    1. I'm sorry you don't get to reap the benefits of Hoopla-maybe someday your library will jump on that bandwagon? One can hope! That's fantastic that you've gotten to read "Brede" so much. I can definitely see it as one of those books I'll keep coming back to. There's so much depth, complexity, and richness in that novel!

  2. Oh, Hoopla is the best, isn't it? I mostly use it to listen to audiobooks, but I read the occasional ebook there too. Your list this month is excellent! So many that are already on my to-read list, including This House of Brede. Thanks for linking up!

    1. I hope you enjoy Brede! And yes, Hoopla is the best. I'm currently reading The Betrothed by Manzoni on there-yet another excellent book that I've never found in print at the library (I'm moving through it pretty slowly now, though, since I have an abundance of physical library books that I also want to read).

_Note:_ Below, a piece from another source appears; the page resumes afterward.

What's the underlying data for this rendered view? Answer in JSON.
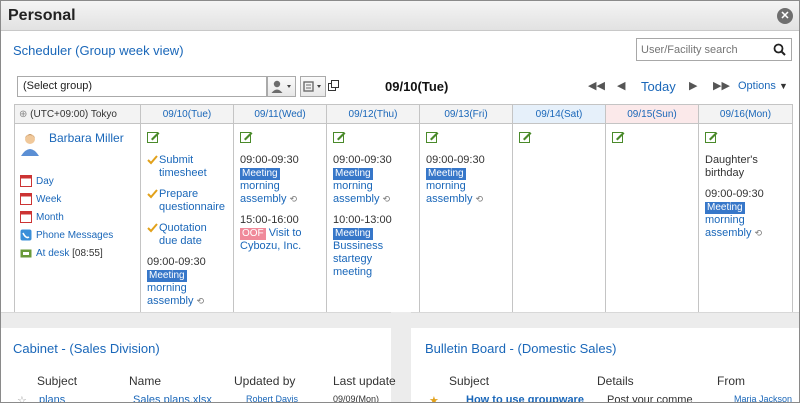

  3. I remember loving Sarah Plain and Tall as a kid! I need tor read it again because I barely remember the story. I’ve been wanting to read The Day the World Came to Town! Glad to hear you enjoyed it.

    I’m with you on ebooks. I’m glad they’re a thing, but I will always prefer a physical book. However, I’ve been reading on my kindle while nursing and it’s been life-changing. I’ve been reading through the Mitford books and they have been a balm to my soul.

  4. Woo-hoo! I've read four of yours this month! And I just put Lord of the World on hold. I would highly encourage you to listen to the soundtrack of Come From Away, the musical based on The Day the World Came to Town. It is EXCELLENT! I listen to it for free on Spotisfy (there is a bit of language.)

    1. Thank you for the soundtrack recommendation! That sounds awesome. And thanks for recommending that book-it was such a lovely read (though quite emotional, since I'm pregnant and thus crying at everything, plus it's just a touching story to begin with). I hope you enjoy Lord of the World! I am interested to hear what you think about it!

  5. I've been using Hoopla for a few years now and it is wonderful! I find tons of books in it that my library doesn't have print copies of.
    Our library also began curbside pickup earlier in the week. My husband went to get our books on Monday and sent me a video of the line. It was so long! He had to wait 20 minutes. I was pleased to see so many people eager to get books.

    1. That's so great that you have access to Hoopla! And that you also have curbside pickup! It sounds like lots of people in your area have been making use of it, which is great :) This whole experience is making me even more grateful for our amazing librarians who are adapting to a new routine and working so hard to bring books to us! (It's also just been really nice to see our librarians again and talk with them from a distance when we go to pickup books-we've missed them a lot)